Pressure to hit higher quotas, compensation caps, and changing sales strategies are making it harder for Cisco’s salespeople to be paid fairly, and some of them are looking for the exits, according to a recent article in Business Insider.
Despite a recent slowdown of revenue growth at the tech giant, which is worth over $250 billion, salespeople are being pushed to meet higher quotas than ever before, according to current and former employees who spoke on the condition of anonymity.
These higher quotas are causing people to pack up and leave Cisco, particularly those in enterprise sales, who are tasked with closing the biggest deals at the company. At least 12 people from that division have left in the last year, according to their LinkedIn pages.
"We're fortunate to have one of the best sales teams in the IT industry. As we transform Cisco's business model toward software and subscriptions, we need to evolve how we compensate our sales team," a Cisco spokesperson recently told Insider. They stated that the recent change was “in alignment with industry best practices."
Before, salespeople earned a base salary, with additional commissions according to the size of the deals they closed. In 2019, in an attempt to make salespeople close larger deals, Cisco cut people’s base pay but promised much more money if they exceeded their quotas.
"A lot of people didn't like that because no one likes their payday to go down," a current employee told Insider. This employee did manage to exceed their quotas that year and make the corresponding commissions.

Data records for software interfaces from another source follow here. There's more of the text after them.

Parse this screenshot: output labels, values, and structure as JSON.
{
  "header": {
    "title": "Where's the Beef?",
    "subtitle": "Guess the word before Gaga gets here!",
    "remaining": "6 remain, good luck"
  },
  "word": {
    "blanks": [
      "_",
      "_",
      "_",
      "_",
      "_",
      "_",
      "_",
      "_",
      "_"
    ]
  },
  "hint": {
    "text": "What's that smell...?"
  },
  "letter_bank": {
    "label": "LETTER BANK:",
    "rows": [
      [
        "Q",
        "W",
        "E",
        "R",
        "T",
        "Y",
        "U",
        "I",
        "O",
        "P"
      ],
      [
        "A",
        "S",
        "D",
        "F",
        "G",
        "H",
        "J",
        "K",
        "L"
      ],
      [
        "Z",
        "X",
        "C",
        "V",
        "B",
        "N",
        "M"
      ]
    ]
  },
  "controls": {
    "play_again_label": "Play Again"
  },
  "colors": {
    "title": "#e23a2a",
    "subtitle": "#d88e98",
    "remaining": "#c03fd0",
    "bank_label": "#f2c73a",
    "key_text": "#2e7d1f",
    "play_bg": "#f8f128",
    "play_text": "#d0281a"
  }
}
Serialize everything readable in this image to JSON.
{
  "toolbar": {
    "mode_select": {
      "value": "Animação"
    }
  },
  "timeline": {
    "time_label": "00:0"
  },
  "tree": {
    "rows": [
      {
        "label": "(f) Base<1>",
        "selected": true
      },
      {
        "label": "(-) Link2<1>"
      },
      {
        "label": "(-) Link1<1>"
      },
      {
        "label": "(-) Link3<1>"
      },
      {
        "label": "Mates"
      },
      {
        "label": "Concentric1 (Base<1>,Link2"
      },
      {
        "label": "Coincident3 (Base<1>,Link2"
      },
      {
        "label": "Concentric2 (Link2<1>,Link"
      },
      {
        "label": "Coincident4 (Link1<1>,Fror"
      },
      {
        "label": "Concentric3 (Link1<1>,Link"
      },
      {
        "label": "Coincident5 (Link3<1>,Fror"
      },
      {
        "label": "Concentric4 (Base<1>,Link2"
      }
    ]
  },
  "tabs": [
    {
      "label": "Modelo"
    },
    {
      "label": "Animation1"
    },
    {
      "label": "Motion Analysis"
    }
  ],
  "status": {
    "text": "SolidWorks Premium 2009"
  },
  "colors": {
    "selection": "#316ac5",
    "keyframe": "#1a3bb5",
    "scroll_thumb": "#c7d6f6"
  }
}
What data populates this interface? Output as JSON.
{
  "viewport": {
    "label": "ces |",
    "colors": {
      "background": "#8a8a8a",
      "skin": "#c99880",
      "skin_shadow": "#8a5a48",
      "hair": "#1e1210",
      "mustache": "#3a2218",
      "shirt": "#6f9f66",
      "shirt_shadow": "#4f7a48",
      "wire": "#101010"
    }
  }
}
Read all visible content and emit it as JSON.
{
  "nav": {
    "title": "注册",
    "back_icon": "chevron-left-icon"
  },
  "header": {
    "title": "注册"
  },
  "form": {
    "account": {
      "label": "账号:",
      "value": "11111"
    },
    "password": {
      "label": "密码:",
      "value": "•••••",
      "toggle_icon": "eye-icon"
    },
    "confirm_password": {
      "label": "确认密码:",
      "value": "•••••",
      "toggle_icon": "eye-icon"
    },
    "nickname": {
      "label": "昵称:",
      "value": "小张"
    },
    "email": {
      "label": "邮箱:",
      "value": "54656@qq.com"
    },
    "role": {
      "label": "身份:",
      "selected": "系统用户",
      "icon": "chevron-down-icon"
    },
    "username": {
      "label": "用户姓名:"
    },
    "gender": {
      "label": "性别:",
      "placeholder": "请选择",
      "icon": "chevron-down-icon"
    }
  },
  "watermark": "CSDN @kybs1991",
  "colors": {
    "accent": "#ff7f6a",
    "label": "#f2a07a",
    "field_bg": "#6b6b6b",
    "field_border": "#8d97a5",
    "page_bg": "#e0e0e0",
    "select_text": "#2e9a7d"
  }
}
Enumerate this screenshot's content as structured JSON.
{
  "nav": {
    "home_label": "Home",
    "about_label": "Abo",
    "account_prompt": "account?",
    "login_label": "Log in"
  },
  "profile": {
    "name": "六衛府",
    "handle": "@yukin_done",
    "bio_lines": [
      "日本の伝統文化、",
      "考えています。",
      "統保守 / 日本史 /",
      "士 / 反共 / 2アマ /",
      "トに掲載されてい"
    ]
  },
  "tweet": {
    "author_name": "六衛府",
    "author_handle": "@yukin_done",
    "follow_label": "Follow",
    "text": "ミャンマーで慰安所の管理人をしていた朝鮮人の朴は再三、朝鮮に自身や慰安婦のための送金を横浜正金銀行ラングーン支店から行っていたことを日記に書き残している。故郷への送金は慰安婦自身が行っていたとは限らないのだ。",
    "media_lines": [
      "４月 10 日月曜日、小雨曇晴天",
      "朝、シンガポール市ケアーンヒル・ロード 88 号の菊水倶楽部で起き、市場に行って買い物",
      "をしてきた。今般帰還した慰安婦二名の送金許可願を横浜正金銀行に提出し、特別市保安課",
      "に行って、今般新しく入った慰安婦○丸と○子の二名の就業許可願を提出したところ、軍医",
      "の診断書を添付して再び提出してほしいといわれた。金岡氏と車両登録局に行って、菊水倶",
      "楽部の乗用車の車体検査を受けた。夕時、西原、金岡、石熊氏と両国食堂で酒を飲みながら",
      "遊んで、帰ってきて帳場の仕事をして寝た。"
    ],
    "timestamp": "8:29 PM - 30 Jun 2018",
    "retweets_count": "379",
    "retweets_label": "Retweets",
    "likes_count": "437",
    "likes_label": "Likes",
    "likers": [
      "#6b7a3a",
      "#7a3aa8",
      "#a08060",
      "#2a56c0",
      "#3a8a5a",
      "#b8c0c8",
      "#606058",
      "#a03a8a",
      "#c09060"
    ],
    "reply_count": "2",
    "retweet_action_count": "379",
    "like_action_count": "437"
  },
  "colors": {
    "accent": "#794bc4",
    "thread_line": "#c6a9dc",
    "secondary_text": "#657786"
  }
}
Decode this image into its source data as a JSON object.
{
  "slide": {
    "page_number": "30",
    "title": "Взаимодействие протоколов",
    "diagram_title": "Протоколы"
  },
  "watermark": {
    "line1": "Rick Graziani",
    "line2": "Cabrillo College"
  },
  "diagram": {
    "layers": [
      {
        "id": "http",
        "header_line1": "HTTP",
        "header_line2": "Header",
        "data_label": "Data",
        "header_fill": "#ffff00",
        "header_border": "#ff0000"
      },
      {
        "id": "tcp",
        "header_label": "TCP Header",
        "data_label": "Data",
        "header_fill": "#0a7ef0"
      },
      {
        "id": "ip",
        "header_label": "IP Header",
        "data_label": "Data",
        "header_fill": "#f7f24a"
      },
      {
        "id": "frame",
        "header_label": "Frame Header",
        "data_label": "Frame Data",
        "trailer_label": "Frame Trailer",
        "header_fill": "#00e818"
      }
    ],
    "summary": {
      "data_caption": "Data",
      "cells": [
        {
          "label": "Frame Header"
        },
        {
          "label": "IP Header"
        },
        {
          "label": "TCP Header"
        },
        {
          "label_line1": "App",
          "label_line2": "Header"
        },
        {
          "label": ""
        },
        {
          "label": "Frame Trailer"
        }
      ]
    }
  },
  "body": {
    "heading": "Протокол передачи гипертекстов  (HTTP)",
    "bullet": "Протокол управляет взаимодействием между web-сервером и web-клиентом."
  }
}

However, for most people at the company, rising quotas, changes to metrics for achieving those quotas, and slowed company growth have made it almost impossible to make the same amount of money they were making under the old compensation structure.
"The goals certainly weren't getting any smaller. The company was only growing by 2%, and goals were growing by exaggerated multiples of that," a former employee, who left in 2020, told Insider. "It got to a point where it became unrealistic."
More recent changes have added to people’s frustrations. Last October, Cisco decided to “pool” its sales teams, asking individuals with specialties in products or regions to collaborate on bigger deals than before. But instead of proving the old adage “two heads are better than one,” the higher quotas simply made things unmanageable for employees.
"Now your number is so large that it doesn't matter if you work hard or you don't work at all. When you can have a $50 million goal, what the hell is that $2 million deal going to do for you?" the current employee said. "You're not going to ever reach your goal, which means you're not really making money."
Even as quotas were rising beyond reasonable expectations, employees were being penalized at the higher end for exceeding them. An inconsistent pay cap limiting total compensation above a particular number led people who came up against that pay cap to quit the company in some cases.
"If you're able to be successful even against this huge number — let's just say you pull off a miracle — you're told that they're also putting a cap in, and that hurts," a former employee told Insider.
Salespeople within the company attribute this shift in strategy to Cisco’s larger ambition of maximizing shareholder value–by sacrificing sales salaries for the sake of their bottom line. Given that Cisco’s growth over the past few years has slowed significantly– revenues grew at a 2.1% compound annual rate in the decade leading up to 2020, compared to 7.8% in the decade prior–cutting costs in the sales department seems an easier path to success.
"I think at some point, Cisco shifted in the mindset from a growth play to a predictable run-rate profit play," a former employee told Insider. "There's a pressure saying, 'Boy, if we lower our cost of sales, that will go directly to the bottom line, and maybe that will be a better outcome for our shareholders.'"